* **EXERCISE DETAILS**
Using the data below, show every line where the word "this" occurs.

=======

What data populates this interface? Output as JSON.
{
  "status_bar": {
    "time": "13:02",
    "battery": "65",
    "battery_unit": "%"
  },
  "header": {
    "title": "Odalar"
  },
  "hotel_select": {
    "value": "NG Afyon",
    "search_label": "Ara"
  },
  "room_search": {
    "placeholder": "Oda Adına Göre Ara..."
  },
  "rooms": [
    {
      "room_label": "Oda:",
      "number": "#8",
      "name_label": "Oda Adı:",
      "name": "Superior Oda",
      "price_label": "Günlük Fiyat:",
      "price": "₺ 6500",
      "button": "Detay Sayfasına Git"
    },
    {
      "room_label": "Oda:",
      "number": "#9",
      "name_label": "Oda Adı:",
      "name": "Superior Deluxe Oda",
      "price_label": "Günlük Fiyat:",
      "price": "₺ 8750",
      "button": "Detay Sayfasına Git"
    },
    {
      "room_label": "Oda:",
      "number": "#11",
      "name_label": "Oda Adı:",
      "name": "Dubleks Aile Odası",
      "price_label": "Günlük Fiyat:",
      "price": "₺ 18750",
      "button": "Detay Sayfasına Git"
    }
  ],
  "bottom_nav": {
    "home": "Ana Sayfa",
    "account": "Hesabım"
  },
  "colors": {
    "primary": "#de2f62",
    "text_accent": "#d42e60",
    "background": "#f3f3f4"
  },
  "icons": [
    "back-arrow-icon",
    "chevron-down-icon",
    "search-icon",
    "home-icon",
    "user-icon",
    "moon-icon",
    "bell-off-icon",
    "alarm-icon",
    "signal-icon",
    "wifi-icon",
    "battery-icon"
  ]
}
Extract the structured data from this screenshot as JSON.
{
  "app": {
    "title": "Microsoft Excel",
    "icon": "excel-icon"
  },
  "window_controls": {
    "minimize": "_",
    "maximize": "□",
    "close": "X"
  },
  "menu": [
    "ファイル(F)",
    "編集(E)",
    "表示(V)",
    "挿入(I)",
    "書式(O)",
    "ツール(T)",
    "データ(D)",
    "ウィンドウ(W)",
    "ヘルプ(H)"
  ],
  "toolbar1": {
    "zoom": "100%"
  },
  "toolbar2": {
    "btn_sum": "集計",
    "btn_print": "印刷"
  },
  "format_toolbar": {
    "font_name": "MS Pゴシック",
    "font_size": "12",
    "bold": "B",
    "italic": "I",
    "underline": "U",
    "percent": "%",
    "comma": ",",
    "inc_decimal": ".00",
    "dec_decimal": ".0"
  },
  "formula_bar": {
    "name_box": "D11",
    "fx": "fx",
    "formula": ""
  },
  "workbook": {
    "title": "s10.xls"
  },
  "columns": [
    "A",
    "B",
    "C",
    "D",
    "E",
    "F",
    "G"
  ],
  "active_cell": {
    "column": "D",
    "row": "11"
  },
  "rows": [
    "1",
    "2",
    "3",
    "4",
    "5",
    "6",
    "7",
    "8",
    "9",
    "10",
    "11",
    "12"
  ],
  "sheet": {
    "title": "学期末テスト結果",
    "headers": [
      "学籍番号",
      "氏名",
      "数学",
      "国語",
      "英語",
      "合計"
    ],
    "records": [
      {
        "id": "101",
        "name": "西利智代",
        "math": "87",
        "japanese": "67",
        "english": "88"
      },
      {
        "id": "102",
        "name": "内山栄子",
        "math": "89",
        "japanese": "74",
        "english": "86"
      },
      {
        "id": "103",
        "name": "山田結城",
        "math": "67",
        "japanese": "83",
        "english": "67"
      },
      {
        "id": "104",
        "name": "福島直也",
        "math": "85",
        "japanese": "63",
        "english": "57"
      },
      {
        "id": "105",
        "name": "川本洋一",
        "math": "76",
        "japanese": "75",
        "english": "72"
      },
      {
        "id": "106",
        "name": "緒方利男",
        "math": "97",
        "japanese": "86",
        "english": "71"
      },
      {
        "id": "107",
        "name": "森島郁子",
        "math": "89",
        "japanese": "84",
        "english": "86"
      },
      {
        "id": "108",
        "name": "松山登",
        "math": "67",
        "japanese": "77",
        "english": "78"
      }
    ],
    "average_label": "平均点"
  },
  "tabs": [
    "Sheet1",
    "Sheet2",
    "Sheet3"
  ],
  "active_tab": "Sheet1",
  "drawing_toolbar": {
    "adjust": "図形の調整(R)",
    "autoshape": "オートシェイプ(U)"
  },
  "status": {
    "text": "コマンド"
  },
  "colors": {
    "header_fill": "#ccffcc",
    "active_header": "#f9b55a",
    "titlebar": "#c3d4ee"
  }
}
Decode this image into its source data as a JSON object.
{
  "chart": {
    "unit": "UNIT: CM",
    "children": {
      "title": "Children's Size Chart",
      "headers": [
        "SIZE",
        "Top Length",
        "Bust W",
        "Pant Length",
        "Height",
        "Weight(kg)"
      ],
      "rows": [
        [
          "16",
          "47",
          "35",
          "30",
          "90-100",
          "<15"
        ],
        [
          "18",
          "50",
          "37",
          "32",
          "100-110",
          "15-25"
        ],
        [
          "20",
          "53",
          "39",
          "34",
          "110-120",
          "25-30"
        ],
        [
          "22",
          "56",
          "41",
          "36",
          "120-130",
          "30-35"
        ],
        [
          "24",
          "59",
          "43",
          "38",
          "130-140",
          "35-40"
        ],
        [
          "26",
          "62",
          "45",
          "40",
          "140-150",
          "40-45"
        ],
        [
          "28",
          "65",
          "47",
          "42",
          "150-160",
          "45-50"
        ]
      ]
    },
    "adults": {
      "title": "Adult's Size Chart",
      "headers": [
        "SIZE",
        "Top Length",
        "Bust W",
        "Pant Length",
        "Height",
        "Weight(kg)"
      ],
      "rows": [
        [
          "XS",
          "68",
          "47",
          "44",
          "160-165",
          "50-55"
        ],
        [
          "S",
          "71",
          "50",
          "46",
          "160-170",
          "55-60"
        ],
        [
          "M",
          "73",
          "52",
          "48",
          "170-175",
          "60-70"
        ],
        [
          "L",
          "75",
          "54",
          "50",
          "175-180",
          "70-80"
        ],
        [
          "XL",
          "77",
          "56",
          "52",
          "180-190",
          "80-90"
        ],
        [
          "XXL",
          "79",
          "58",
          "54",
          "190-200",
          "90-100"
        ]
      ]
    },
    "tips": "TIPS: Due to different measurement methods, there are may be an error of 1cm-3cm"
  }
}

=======

* **WRITTEN RESPONSE**
What data populates this interface? Output as JSON.
Extract the structured data from this screenshot as JSON.
Decode this image into its source data as a JSON object.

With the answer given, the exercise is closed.